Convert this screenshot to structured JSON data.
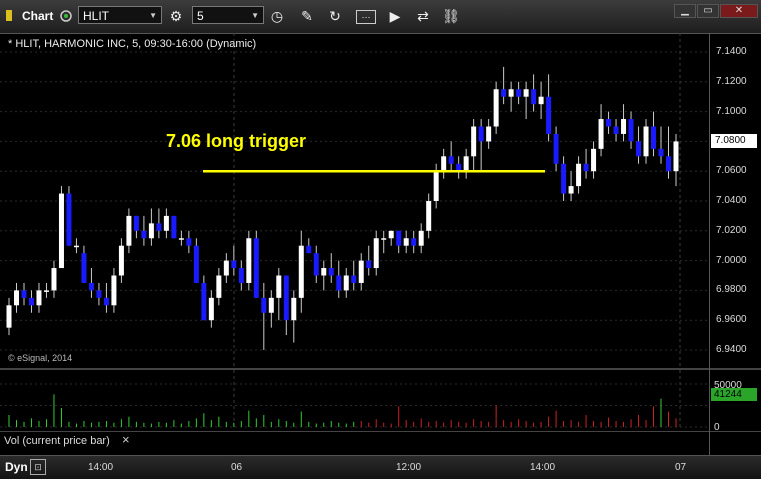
{
  "toolbar": {
    "app_label": "Chart",
    "symbol": "HLIT",
    "interval": "5",
    "icons": [
      "settings-icon",
      "clock-icon",
      "draw-icon",
      "refresh-icon",
      "studies-icon",
      "play-icon",
      "link-icon"
    ]
  },
  "chart": {
    "header": "* HLIT, HARMONIC INC, 5, 09:30-16:00 (Dynamic)",
    "annotation": "7.06 long trigger",
    "copyright": "© eSignal, 2014",
    "current_price": "7.0800",
    "price_ticks": [
      "7.1400",
      "7.1200",
      "7.1000",
      "7.0800",
      "7.0600",
      "7.0400",
      "7.0200",
      "7.0000",
      "6.9800",
      "6.9600",
      "6.9400"
    ],
    "time_ticks": [
      "14:00",
      "06",
      "12:00",
      "14:00",
      "07"
    ],
    "colors": {
      "up": "#ffffff",
      "down": "#1a1aff",
      "trigger": "#ffff00",
      "vol_up": "#33cc33",
      "vol_down": "#cc2222"
    }
  },
  "volume": {
    "label": "Vol (current price bar)",
    "close_symbol": "×",
    "scale_top": "50000",
    "scale_zero": "0",
    "current": "41244"
  },
  "footer": {
    "mode": "Dyn"
  },
  "chart_data": {
    "type": "candlestick",
    "price_range": [
      6.93,
      7.15
    ],
    "candles": [
      [
        6.955,
        6.975,
        6.95,
        6.97
      ],
      [
        6.97,
        6.985,
        6.965,
        6.98
      ],
      [
        6.98,
        6.985,
        6.97,
        6.975
      ],
      [
        6.975,
        6.98,
        6.965,
        6.97
      ],
      [
        6.97,
        6.985,
        6.965,
        6.98
      ],
      [
        6.98,
        6.985,
        6.975,
        6.98
      ],
      [
        6.98,
        7.0,
        6.975,
        6.995
      ],
      [
        6.995,
        7.05,
        6.995,
        7.045
      ],
      [
        7.045,
        7.05,
        7.01,
        7.01
      ],
      [
        7.01,
        7.015,
        7.005,
        7.01
      ],
      [
        7.005,
        7.01,
        6.985,
        6.985
      ],
      [
        6.985,
        6.995,
        6.975,
        6.98
      ],
      [
        6.98,
        6.985,
        6.97,
        6.975
      ],
      [
        6.975,
        6.985,
        6.965,
        6.97
      ],
      [
        6.97,
        6.995,
        6.965,
        6.99
      ],
      [
        6.99,
        7.015,
        6.985,
        7.01
      ],
      [
        7.01,
        7.035,
        7.005,
        7.03
      ],
      [
        7.03,
        7.03,
        7.015,
        7.02
      ],
      [
        7.02,
        7.03,
        7.01,
        7.015
      ],
      [
        7.015,
        7.035,
        7.01,
        7.025
      ],
      [
        7.025,
        7.035,
        7.015,
        7.02
      ],
      [
        7.02,
        7.035,
        7.015,
        7.03
      ],
      [
        7.03,
        7.03,
        7.015,
        7.015
      ],
      [
        7.015,
        7.02,
        7.01,
        7.015
      ],
      [
        7.015,
        7.02,
        7.005,
        7.01
      ],
      [
        7.01,
        7.015,
        6.985,
        6.985
      ],
      [
        6.985,
        6.99,
        6.96,
        6.96
      ],
      [
        6.96,
        6.98,
        6.955,
        6.975
      ],
      [
        6.975,
        6.995,
        6.97,
        6.99
      ],
      [
        6.99,
        7.005,
        6.985,
        7.0
      ],
      [
        7.0,
        7.01,
        6.99,
        6.995
      ],
      [
        6.995,
        7.0,
        6.98,
        6.985
      ],
      [
        6.985,
        7.02,
        6.98,
        7.015
      ],
      [
        7.015,
        7.02,
        6.975,
        6.975
      ],
      [
        6.975,
        6.985,
        6.94,
        6.965
      ],
      [
        6.965,
        6.98,
        6.955,
        6.975
      ],
      [
        6.975,
        6.995,
        6.96,
        6.99
      ],
      [
        6.99,
        6.99,
        6.95,
        6.96
      ],
      [
        6.96,
        6.98,
        6.945,
        6.975
      ],
      [
        6.975,
        7.02,
        6.965,
        7.01
      ],
      [
        7.01,
        7.015,
        7.005,
        7.005
      ],
      [
        7.005,
        7.01,
        6.985,
        6.99
      ],
      [
        6.99,
        7.0,
        6.98,
        6.995
      ],
      [
        6.995,
        7.005,
        6.985,
        6.99
      ],
      [
        6.99,
        7.0,
        6.975,
        6.98
      ],
      [
        6.98,
        6.995,
        6.975,
        6.99
      ],
      [
        6.99,
        7.0,
        6.98,
        6.985
      ],
      [
        6.985,
        7.005,
        6.98,
        7.0
      ],
      [
        7.0,
        7.01,
        6.99,
        6.995
      ],
      [
        6.995,
        7.02,
        6.99,
        7.015
      ],
      [
        7.015,
        7.02,
        7.005,
        7.015
      ],
      [
        7.015,
        7.02,
        7.01,
        7.02
      ],
      [
        7.02,
        7.02,
        7.005,
        7.01
      ],
      [
        7.01,
        7.02,
        7.005,
        7.015
      ],
      [
        7.015,
        7.02,
        7.005,
        7.01
      ],
      [
        7.01,
        7.025,
        7.005,
        7.02
      ],
      [
        7.02,
        7.045,
        7.015,
        7.04
      ],
      [
        7.04,
        7.065,
        7.035,
        7.06
      ],
      [
        7.06,
        7.075,
        7.055,
        7.07
      ],
      [
        7.07,
        7.08,
        7.06,
        7.065
      ],
      [
        7.065,
        7.07,
        7.055,
        7.06
      ],
      [
        7.06,
        7.075,
        7.055,
        7.07
      ],
      [
        7.07,
        7.095,
        7.06,
        7.09
      ],
      [
        7.09,
        7.095,
        7.06,
        7.08
      ],
      [
        7.08,
        7.095,
        7.075,
        7.09
      ],
      [
        7.09,
        7.12,
        7.085,
        7.115
      ],
      [
        7.115,
        7.13,
        7.105,
        7.11
      ],
      [
        7.11,
        7.12,
        7.1,
        7.115
      ],
      [
        7.115,
        7.12,
        7.105,
        7.11
      ],
      [
        7.11,
        7.12,
        7.095,
        7.115
      ],
      [
        7.115,
        7.125,
        7.1,
        7.105
      ],
      [
        7.105,
        7.12,
        7.095,
        7.11
      ],
      [
        7.11,
        7.125,
        7.08,
        7.085
      ],
      [
        7.085,
        7.09,
        7.06,
        7.065
      ],
      [
        7.065,
        7.07,
        7.04,
        7.045
      ],
      [
        7.045,
        7.06,
        7.04,
        7.05
      ],
      [
        7.05,
        7.07,
        7.045,
        7.065
      ],
      [
        7.065,
        7.075,
        7.055,
        7.06
      ],
      [
        7.06,
        7.08,
        7.055,
        7.075
      ],
      [
        7.075,
        7.105,
        7.07,
        7.095
      ],
      [
        7.095,
        7.1,
        7.085,
        7.09
      ],
      [
        7.09,
        7.095,
        7.08,
        7.085
      ],
      [
        7.085,
        7.105,
        7.08,
        7.095
      ],
      [
        7.095,
        7.1,
        7.075,
        7.08
      ],
      [
        7.08,
        7.09,
        7.065,
        7.07
      ],
      [
        7.07,
        7.095,
        7.065,
        7.09
      ],
      [
        7.09,
        7.1,
        7.07,
        7.075
      ],
      [
        7.075,
        7.09,
        7.065,
        7.07
      ],
      [
        7.07,
        7.09,
        7.055,
        7.06
      ],
      [
        7.06,
        7.085,
        7.05,
        7.08
      ]
    ],
    "volume": [
      [
        14000,
        1
      ],
      [
        8000,
        1
      ],
      [
        6000,
        1
      ],
      [
        10000,
        1
      ],
      [
        7000,
        1
      ],
      [
        9000,
        1
      ],
      [
        38000,
        1
      ],
      [
        22000,
        1
      ],
      [
        6000,
        1
      ],
      [
        4000,
        1
      ],
      [
        7000,
        1
      ],
      [
        5000,
        1
      ],
      [
        6000,
        1
      ],
      [
        7000,
        1
      ],
      [
        5000,
        1
      ],
      [
        9000,
        1
      ],
      [
        12000,
        1
      ],
      [
        6000,
        1
      ],
      [
        5000,
        1
      ],
      [
        4000,
        1
      ],
      [
        6000,
        1
      ],
      [
        5000,
        1
      ],
      [
        8000,
        1
      ],
      [
        4000,
        1
      ],
      [
        7000,
        1
      ],
      [
        10000,
        1
      ],
      [
        16000,
        1
      ],
      [
        8000,
        1
      ],
      [
        12000,
        1
      ],
      [
        6000,
        1
      ],
      [
        5000,
        1
      ],
      [
        7000,
        1
      ],
      [
        19000,
        1
      ],
      [
        10000,
        1
      ],
      [
        14000,
        1
      ],
      [
        6000,
        1
      ],
      [
        9000,
        1
      ],
      [
        7000,
        1
      ],
      [
        5000,
        1
      ],
      [
        18000,
        1
      ],
      [
        6000,
        1
      ],
      [
        4000,
        1
      ],
      [
        5000,
        1
      ],
      [
        7000,
        1
      ],
      [
        5000,
        1
      ],
      [
        4000,
        1
      ],
      [
        6000,
        1
      ],
      [
        7000,
        0
      ],
      [
        5000,
        0
      ],
      [
        9000,
        0
      ],
      [
        5000,
        0
      ],
      [
        4000,
        0
      ],
      [
        24000,
        0
      ],
      [
        8000,
        0
      ],
      [
        6000,
        0
      ],
      [
        10000,
        0
      ],
      [
        6000,
        0
      ],
      [
        7000,
        0
      ],
      [
        5000,
        0
      ],
      [
        8000,
        0
      ],
      [
        6000,
        0
      ],
      [
        5000,
        0
      ],
      [
        9000,
        0
      ],
      [
        7000,
        0
      ],
      [
        6000,
        0
      ],
      [
        25000,
        0
      ],
      [
        8000,
        0
      ],
      [
        6000,
        0
      ],
      [
        9000,
        0
      ],
      [
        7000,
        0
      ],
      [
        5000,
        0
      ],
      [
        6000,
        0
      ],
      [
        12000,
        0
      ],
      [
        19000,
        0
      ],
      [
        7000,
        0
      ],
      [
        8000,
        0
      ],
      [
        6000,
        0
      ],
      [
        14000,
        0
      ],
      [
        7000,
        0
      ],
      [
        6000,
        0
      ],
      [
        11000,
        0
      ],
      [
        7000,
        0
      ],
      [
        6000,
        0
      ],
      [
        9000,
        0
      ],
      [
        14000,
        0
      ],
      [
        8000,
        0
      ],
      [
        24000,
        0
      ],
      [
        33000,
        1
      ],
      [
        18000,
        0
      ],
      [
        10000,
        0
      ]
    ]
  }
}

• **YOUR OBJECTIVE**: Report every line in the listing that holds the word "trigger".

• **RESULT OF THIS TASK**:
    "annotation": "7.06 long trigger",
      "trigger": "#ffff00",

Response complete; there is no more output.